No one can pass through an Indian village or city without seeing how dangerous a place India is for children. There are child beggars, urchins rummaging through garbage or at work, those with distended bellies, unschooled, half-naked, sick and maimed. So common is such a sight that there are many like me who have forgotten to even cringe at their plight.
More recently a lot has been said about India’s demographic dividend, how India is a young nation, how children and youth are its wealth, as one-third of the 1.2 billion people are below 14 years of age and a little more than half of the country under 25 years.
But as we celebrate the UN Universal Children’s Day on November 20, it may be time to sift through the propaganda and see the reality.
India’s number of children is staggering. Estimates show that there are 440 million children in India. This is more than the entire population of the North American continent. Every year about 27 million children are born in India. This is about four million more than the population of Australia.
India can boast of a great many achievements in enacting laws that focus on a child’s welfare by giving them the best possible rights, privileges and protection. Food and education, for example, are fundamental rights of children in India.
Yet of the 27 million born every year, nearly two million of them do not live to the age of five, having died from avertable diseases like diarrhea, malaria, typhoid, pneumonia and measles.
A recent UNICEF report stated that 43 percent of children below five years of age were underweight and 48 percent were stunted due to malnutrition. Close to 80 percent of the children less than three years old have anemia.
While a majority of children are enrolled in school, about half do not attend regularly because they have to work and earn money for their families.
Official figures put the number of child workers in India at 12 million but many NGOs reckon that figure to be five times more.

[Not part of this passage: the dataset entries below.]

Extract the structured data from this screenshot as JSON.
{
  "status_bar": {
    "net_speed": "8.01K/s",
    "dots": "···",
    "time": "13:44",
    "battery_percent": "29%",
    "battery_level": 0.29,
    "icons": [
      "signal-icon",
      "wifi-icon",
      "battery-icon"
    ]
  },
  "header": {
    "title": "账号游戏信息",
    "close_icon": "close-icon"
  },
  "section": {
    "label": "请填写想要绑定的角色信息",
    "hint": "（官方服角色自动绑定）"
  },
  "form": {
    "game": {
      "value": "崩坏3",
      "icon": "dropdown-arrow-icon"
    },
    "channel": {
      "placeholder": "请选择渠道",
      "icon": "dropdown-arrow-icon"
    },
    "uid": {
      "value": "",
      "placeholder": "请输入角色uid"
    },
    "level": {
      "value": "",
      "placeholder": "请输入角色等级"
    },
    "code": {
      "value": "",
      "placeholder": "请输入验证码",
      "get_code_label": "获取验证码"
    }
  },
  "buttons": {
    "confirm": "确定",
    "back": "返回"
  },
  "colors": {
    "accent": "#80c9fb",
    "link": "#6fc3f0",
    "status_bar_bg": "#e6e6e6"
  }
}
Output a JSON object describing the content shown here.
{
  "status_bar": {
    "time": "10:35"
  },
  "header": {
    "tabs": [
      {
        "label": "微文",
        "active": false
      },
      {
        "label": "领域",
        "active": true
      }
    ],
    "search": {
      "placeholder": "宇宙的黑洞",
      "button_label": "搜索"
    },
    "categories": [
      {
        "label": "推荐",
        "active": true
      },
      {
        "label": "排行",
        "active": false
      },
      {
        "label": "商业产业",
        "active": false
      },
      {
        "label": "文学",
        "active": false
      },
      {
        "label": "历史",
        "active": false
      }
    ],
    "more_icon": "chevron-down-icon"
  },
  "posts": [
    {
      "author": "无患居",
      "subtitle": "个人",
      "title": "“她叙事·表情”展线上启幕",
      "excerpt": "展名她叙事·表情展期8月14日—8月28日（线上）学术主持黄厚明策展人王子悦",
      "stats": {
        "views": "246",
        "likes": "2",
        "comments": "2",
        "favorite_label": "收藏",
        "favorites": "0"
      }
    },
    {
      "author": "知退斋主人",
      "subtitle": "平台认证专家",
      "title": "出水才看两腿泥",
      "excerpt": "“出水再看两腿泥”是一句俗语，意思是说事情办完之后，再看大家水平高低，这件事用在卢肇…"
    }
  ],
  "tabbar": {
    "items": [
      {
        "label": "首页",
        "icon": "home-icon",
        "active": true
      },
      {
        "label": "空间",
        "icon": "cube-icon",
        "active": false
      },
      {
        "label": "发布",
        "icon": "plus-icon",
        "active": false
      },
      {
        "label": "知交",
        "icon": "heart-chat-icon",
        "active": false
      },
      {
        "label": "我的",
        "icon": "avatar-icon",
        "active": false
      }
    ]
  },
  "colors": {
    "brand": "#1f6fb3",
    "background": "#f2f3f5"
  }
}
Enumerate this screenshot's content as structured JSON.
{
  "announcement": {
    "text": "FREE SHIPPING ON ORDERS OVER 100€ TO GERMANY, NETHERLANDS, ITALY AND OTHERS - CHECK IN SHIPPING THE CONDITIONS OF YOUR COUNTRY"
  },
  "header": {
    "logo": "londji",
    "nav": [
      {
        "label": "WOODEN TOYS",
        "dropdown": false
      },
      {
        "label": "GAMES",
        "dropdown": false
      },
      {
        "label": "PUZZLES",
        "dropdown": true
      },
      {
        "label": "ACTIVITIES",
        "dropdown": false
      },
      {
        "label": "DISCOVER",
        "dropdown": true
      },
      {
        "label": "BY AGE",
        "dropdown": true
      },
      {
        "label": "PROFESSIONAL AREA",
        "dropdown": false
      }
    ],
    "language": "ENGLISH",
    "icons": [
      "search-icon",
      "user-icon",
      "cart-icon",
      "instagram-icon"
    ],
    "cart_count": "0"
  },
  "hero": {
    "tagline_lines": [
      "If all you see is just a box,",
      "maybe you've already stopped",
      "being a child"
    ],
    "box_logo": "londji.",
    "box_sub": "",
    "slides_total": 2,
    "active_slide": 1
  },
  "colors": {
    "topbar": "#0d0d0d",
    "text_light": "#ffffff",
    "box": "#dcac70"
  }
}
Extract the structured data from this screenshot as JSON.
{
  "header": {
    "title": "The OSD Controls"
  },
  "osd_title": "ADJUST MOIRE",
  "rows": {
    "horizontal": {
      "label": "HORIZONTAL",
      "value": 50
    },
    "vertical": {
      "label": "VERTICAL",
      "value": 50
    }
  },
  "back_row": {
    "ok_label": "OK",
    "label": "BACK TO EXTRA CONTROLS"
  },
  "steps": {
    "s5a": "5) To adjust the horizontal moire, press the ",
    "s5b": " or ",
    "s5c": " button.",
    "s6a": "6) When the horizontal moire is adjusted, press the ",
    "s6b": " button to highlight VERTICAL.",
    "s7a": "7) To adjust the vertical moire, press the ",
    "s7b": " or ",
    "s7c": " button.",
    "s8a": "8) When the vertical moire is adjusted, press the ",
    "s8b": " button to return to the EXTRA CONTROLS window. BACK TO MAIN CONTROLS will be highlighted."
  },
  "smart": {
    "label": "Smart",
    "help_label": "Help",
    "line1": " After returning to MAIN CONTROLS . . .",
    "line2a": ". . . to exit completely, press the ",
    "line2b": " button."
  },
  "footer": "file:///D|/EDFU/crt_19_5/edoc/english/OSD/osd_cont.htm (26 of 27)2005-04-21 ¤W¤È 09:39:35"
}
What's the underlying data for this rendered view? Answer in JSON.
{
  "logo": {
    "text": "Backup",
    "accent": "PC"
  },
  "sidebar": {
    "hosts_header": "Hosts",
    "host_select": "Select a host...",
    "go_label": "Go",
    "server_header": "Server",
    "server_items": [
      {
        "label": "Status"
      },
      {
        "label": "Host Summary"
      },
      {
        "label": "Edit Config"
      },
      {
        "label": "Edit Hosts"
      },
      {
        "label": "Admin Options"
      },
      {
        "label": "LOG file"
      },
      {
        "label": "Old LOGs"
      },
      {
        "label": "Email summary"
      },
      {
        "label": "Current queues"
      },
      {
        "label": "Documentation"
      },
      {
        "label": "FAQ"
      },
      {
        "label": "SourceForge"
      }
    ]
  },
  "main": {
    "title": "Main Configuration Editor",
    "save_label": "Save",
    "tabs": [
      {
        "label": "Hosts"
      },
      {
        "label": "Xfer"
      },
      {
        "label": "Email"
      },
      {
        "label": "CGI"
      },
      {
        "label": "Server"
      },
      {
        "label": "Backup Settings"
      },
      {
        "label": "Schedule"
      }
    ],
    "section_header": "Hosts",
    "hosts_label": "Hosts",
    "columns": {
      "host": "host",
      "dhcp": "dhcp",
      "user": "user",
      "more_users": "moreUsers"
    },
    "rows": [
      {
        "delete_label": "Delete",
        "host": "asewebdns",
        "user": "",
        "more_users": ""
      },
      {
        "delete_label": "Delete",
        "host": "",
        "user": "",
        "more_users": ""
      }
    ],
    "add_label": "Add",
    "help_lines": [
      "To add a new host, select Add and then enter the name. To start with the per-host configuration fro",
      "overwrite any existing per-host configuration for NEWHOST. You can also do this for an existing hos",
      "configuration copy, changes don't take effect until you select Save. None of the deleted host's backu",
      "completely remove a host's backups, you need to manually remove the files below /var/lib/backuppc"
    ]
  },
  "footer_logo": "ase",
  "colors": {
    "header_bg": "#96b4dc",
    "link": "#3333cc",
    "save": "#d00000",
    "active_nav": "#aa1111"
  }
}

Although there are laws against employing those below 14 years, textile and matchstick factories, roadside eateries and homes continue to employ children.
Moreover, the Indian government in conjunction with UNICEF and Save the Children published a research study in 2007 that estimated two-thirds of children were physically abused with the majority beaten in school, and over half having to work seven days a week. About 50 percent of the children face some kind of emotional or sexual abuse, and over 20 percent of them are severely abused.
Leave aside the universal aspiration for the wellbeing of our children or the humanitarian concern for so many lives horrendously affected; there remains this colossal waste of talent for humankind. With every fifth child on the planet being Indian, India and the world could have had many more Einsteins, Tagores and Picassos. But this is not the case because children are not allowed to reach their potential.
This remains the great Indian paradox that while India can boast of a great growth story, achievements in science and technology, medical facilities, food production, GDP, economics and commerce, egalitarian laws and robust democracy, it is unable to care for its children.
Even after six decades of independence and despite various initiatives, on the legal as well as policy and program levels, the condition of children remains a cause of concern in the country, wrote T.C.A. Anant, secretary to the Indian statistics and program implementation ministry.
“The statistics emanating from various censuses, surveys and administrative records underlines this,” he said in a government report, pointing out that “we have miles to go to ensure a bright future for the children in all spheres of their life.”
It is not by chance then that world leaders in 2000 had children in mind when outlining the Millennium Development Goals that range from halving poverty to curbing the spread of HIV/AIDS and providing universal primary education by 2015. Though the objectives are for all, six of the eight goals relate directly to children.
Ivan Fernandes is a commentator based in Hyderabad